While filming indigenous people in the Amazon to understand their relationship to jaguars, armed men entered the village asking for food and alcohol.

The guerrillas interrupted a midnight ceremony, but this time Mr Gonzalez Velez felt safer as the Sharman was able to hide him in the jungle.

Landmines were also a threat in parts of Colombia, made only too clear after a local man lost his leg in an explosion.

The documentary team had traversed the same road on the previous day.

Drug smugglers ask whale documentary crew for help

This year Mr Gonzalez Velez has left the threats of the jungle for the open ocean.

He’s making a documentary off the west coast of Colombia focusing on whales and the impact of humans on their migration to Antarctica.

Unfortunately this part of the Pacific Ocean is also a popular drug smuggling route, bustling with boats heading across to Panama and the United States.

Simon Gonzalez Velez standing alongside three Indigenous men in Colombia.
Mr Gonzalez Velez (left) travels into the Amazon to listen to stories of Colombia's Indigenous people. Source: Supplied

In September one drug smuggling boat, easily identifiable with its load covered underneath a tarpaulin, beckoned over his team.
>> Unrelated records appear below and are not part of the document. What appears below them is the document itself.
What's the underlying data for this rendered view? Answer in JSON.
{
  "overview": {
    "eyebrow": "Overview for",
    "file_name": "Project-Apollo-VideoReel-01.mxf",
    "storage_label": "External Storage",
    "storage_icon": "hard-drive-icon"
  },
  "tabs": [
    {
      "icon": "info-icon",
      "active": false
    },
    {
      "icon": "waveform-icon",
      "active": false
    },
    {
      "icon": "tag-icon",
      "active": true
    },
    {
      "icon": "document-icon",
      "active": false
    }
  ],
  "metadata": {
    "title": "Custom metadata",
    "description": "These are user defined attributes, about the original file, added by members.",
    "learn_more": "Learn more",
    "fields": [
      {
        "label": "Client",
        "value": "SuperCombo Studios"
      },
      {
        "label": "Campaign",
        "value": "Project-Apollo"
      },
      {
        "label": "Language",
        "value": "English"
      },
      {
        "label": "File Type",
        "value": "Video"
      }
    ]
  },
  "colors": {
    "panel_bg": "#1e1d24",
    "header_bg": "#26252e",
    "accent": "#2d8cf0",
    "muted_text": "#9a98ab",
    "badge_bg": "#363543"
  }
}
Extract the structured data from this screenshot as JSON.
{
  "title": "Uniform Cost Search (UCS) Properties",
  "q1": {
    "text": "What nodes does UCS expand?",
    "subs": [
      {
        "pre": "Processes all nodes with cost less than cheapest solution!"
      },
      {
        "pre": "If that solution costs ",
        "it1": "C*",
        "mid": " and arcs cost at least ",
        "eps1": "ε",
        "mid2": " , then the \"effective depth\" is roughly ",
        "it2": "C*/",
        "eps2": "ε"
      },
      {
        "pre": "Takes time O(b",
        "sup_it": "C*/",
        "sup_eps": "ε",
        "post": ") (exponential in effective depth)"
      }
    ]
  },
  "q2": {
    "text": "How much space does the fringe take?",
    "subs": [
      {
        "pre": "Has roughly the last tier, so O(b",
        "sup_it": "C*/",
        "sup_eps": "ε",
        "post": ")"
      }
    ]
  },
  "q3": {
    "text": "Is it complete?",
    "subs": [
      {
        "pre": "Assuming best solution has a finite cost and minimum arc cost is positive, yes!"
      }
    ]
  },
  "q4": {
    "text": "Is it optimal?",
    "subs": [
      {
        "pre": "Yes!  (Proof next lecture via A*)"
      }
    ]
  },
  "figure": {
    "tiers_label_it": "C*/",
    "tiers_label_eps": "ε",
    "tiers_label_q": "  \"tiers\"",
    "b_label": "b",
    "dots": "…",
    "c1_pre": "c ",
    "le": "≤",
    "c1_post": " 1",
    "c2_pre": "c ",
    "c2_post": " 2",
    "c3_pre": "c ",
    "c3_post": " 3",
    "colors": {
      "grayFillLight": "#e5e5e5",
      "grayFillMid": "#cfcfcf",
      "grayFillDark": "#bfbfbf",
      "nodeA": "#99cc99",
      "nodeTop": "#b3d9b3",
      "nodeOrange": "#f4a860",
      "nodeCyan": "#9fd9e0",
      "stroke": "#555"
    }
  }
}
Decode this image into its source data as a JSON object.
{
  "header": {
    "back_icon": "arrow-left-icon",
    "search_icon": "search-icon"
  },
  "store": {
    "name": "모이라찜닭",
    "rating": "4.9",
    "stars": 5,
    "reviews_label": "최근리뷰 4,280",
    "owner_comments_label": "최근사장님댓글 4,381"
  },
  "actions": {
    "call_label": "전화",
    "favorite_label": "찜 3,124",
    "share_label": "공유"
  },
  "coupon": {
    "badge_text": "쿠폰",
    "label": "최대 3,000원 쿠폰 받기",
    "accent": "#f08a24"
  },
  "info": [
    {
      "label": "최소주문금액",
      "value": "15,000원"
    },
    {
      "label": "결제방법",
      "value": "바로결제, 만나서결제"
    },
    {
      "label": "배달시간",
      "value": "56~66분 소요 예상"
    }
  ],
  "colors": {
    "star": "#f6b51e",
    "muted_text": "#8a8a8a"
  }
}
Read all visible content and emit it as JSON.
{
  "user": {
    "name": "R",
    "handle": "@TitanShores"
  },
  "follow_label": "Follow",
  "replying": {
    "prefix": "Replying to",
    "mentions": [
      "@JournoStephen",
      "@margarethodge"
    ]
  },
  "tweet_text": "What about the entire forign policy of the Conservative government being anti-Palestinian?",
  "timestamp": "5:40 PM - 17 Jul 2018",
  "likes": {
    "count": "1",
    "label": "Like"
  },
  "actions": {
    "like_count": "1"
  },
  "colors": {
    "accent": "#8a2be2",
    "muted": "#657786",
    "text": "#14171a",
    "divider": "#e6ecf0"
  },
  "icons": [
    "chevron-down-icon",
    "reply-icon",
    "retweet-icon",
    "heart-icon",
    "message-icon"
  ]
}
“It’s engine was badly broken and we were on the sea recording whales and they were asking for help,” Mr Gonzalez Velez said.

“The guides were telling us that's a boat that’s full of drugs… and it's better to go back to our base camp instead of going and giving them help.

“They were saying I’m totally sure there's going to be another boat coming very soon to give them a hand and there’ll be a lot of drug dealers, definitely with guns, and it’s going to be very intense."

Despite the risks, Mr Gonzalez Velez knows he must return to the ocean soon, to continue telling the story of the whales.

“Doing these documentaries the whole story is in my head and I have a responsibility to share that message.

“It’s a big risk, hopefully I will stop one day. I'm not going to tell my wife about this article."

The author, Michael Dahlstrom, and Simon Gonzalez Velez worked together on the documentary The Animal Condition.